Problem requirements –
Go through the material and return every line that contains the string "status".

Exercise data –

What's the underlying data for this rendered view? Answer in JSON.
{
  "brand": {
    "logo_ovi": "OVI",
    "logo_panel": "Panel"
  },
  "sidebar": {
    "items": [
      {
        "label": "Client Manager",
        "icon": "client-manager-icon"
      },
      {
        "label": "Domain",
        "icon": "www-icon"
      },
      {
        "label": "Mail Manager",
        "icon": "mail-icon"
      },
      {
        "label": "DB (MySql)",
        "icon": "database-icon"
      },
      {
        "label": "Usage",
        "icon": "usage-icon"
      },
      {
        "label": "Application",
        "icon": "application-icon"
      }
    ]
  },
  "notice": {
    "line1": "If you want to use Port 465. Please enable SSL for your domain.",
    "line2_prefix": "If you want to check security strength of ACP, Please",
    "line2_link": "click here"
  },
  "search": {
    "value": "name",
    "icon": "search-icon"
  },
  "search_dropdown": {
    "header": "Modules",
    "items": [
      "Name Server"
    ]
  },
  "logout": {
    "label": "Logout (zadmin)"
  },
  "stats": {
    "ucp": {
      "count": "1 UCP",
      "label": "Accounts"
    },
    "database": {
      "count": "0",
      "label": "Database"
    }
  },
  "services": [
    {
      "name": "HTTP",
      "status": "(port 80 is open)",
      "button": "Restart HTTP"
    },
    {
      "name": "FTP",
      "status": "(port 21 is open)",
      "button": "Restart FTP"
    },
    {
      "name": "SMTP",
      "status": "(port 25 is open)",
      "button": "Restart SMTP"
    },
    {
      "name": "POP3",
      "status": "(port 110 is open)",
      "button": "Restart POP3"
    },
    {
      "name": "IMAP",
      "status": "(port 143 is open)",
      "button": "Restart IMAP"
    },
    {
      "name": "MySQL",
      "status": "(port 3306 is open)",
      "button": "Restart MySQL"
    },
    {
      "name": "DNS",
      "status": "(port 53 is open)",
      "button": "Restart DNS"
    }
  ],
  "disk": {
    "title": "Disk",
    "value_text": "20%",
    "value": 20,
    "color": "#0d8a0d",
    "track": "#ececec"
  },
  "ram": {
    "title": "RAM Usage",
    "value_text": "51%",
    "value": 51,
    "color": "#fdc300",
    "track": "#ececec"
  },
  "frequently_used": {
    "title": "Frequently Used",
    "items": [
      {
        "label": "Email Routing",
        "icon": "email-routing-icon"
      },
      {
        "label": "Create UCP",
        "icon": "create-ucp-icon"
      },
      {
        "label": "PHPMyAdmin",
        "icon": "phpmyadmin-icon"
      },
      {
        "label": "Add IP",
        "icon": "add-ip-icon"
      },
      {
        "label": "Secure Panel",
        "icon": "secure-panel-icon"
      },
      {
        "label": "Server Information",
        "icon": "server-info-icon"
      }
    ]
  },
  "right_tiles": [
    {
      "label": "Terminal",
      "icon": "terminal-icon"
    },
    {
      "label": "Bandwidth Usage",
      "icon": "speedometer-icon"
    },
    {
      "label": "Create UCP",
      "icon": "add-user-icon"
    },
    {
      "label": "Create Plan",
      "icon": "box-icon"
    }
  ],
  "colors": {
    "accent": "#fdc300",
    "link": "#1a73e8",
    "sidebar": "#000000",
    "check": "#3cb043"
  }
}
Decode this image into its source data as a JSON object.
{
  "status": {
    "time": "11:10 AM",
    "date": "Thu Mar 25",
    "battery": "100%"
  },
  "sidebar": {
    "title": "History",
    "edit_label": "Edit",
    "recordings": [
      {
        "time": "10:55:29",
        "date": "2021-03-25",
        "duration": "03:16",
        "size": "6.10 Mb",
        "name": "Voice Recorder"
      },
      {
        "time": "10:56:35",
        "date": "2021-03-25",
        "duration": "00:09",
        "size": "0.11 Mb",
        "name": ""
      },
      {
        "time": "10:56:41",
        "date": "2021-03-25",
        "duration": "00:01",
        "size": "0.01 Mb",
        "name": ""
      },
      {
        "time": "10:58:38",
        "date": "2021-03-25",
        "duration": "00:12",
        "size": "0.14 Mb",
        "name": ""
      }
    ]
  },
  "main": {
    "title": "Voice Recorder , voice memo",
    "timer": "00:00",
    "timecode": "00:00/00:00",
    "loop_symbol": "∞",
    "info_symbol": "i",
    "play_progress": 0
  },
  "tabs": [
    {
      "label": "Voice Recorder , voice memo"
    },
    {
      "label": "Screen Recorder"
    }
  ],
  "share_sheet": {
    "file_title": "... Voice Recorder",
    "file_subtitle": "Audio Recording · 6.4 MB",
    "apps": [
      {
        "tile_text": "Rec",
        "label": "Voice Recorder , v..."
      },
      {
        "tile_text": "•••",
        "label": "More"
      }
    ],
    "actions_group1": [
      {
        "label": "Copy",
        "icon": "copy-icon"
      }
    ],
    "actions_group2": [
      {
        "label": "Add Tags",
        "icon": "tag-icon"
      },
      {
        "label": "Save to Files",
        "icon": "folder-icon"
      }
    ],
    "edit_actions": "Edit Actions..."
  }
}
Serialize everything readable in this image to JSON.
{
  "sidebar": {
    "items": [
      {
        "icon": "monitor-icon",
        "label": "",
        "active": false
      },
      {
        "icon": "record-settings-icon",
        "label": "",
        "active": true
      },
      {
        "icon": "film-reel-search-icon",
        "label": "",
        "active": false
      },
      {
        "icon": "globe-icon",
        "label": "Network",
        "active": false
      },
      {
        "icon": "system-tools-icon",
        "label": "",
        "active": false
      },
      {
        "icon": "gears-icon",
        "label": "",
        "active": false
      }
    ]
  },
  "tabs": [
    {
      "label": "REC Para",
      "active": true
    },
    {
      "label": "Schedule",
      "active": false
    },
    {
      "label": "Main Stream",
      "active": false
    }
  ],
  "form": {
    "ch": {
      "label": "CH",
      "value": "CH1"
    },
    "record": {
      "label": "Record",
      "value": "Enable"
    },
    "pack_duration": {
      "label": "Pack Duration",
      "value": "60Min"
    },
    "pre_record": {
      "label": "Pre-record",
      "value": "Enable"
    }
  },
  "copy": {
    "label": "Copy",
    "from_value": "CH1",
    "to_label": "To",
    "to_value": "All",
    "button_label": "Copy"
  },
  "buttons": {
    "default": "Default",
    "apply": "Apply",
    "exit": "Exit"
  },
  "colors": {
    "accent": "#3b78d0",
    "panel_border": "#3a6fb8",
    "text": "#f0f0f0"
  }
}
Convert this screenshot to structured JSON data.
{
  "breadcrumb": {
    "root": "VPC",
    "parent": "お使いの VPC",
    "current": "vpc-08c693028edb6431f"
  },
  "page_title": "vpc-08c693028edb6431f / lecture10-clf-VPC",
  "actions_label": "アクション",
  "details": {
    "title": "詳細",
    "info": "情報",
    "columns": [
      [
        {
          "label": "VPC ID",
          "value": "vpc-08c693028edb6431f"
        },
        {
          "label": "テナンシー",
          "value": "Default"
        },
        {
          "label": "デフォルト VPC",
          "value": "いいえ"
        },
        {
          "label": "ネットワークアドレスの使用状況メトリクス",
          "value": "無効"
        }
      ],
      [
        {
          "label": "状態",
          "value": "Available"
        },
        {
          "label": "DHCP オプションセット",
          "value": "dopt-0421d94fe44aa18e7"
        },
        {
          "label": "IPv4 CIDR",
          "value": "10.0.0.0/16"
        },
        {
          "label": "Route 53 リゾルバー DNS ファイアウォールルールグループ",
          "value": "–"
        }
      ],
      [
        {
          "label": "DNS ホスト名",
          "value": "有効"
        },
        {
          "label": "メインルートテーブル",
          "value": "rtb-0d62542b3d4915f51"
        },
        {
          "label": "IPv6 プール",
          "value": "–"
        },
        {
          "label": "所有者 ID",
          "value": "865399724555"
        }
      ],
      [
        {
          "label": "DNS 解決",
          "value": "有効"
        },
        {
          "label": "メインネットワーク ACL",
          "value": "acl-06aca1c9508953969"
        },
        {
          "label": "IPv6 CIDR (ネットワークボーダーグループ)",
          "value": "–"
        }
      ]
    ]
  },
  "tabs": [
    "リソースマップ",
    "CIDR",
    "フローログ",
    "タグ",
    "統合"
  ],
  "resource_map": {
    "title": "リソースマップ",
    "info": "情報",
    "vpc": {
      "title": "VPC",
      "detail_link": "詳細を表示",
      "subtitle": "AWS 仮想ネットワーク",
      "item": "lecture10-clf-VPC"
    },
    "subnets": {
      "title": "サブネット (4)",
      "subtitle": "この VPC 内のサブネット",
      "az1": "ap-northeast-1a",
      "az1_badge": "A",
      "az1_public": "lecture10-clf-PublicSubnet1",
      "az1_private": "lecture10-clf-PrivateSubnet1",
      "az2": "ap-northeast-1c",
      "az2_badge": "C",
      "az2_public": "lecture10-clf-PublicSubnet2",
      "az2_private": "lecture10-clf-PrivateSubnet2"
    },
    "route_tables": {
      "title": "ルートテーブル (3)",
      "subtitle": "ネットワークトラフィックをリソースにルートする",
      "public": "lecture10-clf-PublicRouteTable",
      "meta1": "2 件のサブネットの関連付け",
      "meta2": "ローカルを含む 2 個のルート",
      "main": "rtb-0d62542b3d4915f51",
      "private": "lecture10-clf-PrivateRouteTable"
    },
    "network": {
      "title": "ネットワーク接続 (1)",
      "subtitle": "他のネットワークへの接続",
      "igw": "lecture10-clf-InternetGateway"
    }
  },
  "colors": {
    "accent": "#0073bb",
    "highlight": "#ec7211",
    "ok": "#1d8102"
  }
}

Output for this exercise –
      "status": "(port 80 is open)",
      "status": "(port 21 is open)",
      "status": "(port 25 is open)",
      "status": "(port 110 is open)",
      "status": "(port 143 is open)",
      "status": "(port 3306 is open)",
      "status": "(port 53 is open)",
  "status": {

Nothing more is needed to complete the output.